 Jenkins, Martin. “Prospects for Biodiversity”. Science. 14 November 2003. http://www.sciencemag.org/content/302/5648/1175.abstract
Other species may allow species other than themselves to die out, but they fail to do this because they act purely based on instinct and their instincts do not dictate to them to save other species. Humans, however, are capable of acting for a far greater number of reasons and after more consideration. For example humans are capable of empathy with other species and understanding that their pain and suffering mirrors our own, and thus that we should prevent it on moral grounds. What makes humans special is that they are more thoughtful than any other animal, and thus the moral standards for our behaviour are much higher.
Why human rights always trump animal rights: It has already been established that laws protecting endangered species cause harm to humans by denying them the opportunity to engage in behaviour they would otherwise desire to do. The problem with this is that it elevates 'animal rights' to an equal plane with human rights and therefore restricts human life and happiness. This is wrong as humans enjoy superior mental faculties to animals and also have greater sentience, meaning that humans are aware of their pain, suffering and the opportunities denied to them (for example through laws restricting land development) in a way in which animals are not. As a consequence, we should cause humans to have less happiness in life in order to protect the lives of 'endangered species', as animals' lives, 'happiness' and suffering are less meaningful than that of humans.
This argument fails to note that states restrict human behaviour towards animals with the aim of protecting animals in many situations, not just that of 'endangered species'. For example the aforementioned fox hunting ban, which outlawed hunting foxes with dogs as it was deemed excessively 'cruel' to the animal, even though many people enjoyed the practice. This is done not only because humans are able to hold themselves to a higher moral standard than animals but also because animal suffering tends to produce a negative emotional response in many humans (such as amongst those who disliked the suffering of foxes in hunts and pushed for the ban), and thus we prevent human suffering by preventing animal suffering.
Ishwaran, N., & Erdelen, W. “Biodiversity Futures”, Frontiers in Ecology and the Environment, 3. May 2005 http://www.jstor.org/pss/3868449 ;
Wilcove, D. S., & Master L. L. “How Many Endangered Species are there in the United States?”. Frontiers in Ecology and the Environment, 3. October 2008. http://www.jstor.org/pss/3868674 ;
Kurpis, Lauren. “Why Save?” EndangeredSpecie.com. Copyright 1997-2002. http://www.endangeredspecie.com/Why_Save_.htm ;
BBC News “'More foxes dead' since hunt ban”. BBC News. 17 February 2006. http://news.bbc.co.uk/1/hi/uk/4724028.stm ;
BBC News “Dodo skeleton find in Mauritius”. BBC News. 24 June 2006. http://news.bbc.co.uk/1/hi/sci/tech/5113372.stm ;
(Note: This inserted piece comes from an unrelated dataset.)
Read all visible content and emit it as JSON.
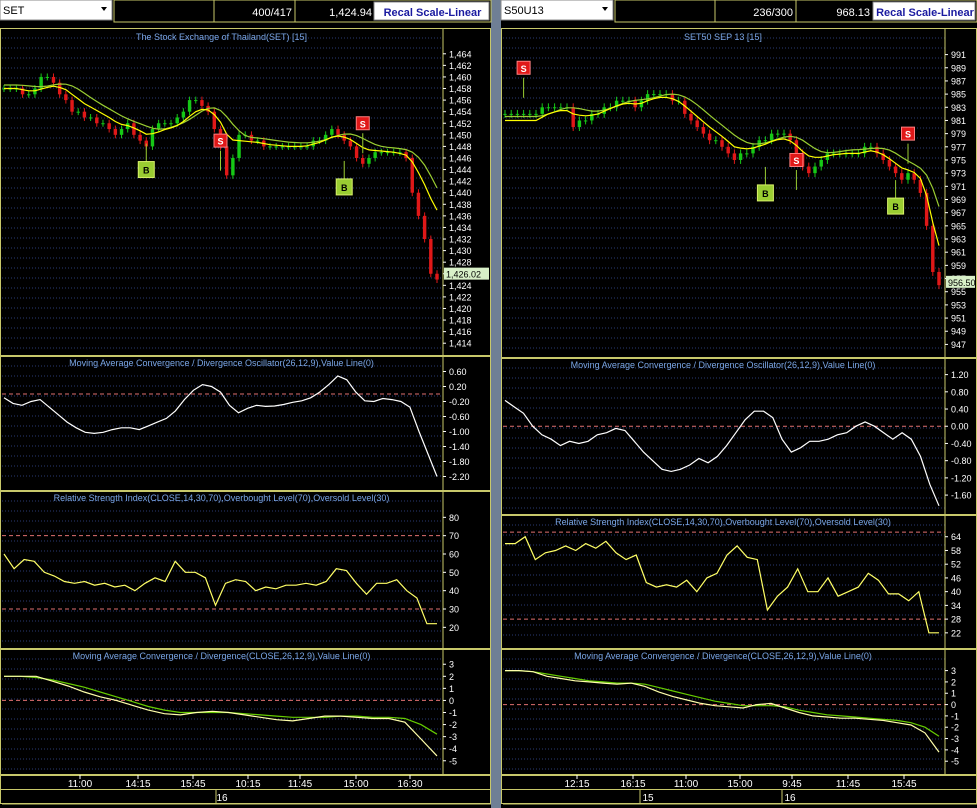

Bailey, Ronald. “Shoot, Shovel and Shut Up”. Reason.com. December 31, 2003. http://reason.com/archives/2003/12/31/shoot-shovel-and-shut-up ;
Lueck, Dean, and Michael, Jeffery A. “Preemptive Habitat Destruction Under the Endangered Species Act”. Journal of Law and Economics. Vol. 46. No. 1. April 2003. http://www.jstor.org/pss/10.1086/344670?searchUrl=%2Faction%2FdoBasicSearch%3Ffilter%3Djid%253A10.2307%252Fj100232%26Query%3Dred-cockaded%2Bwoodpecker%2B%26Search.x%3D0%26Search.y%3D0%26wc%3Don&Search=yes;
Raup, David M. “Extinction: Bad Genes or Bad Luck?” W.W. Norton and Company. New York. 1991; (9) Jenkins, Martin. “Prospects for Biodiversity”. Science. 14 November 2003. http://www.sciencemag.org/content/302/5648/1175.abstract ...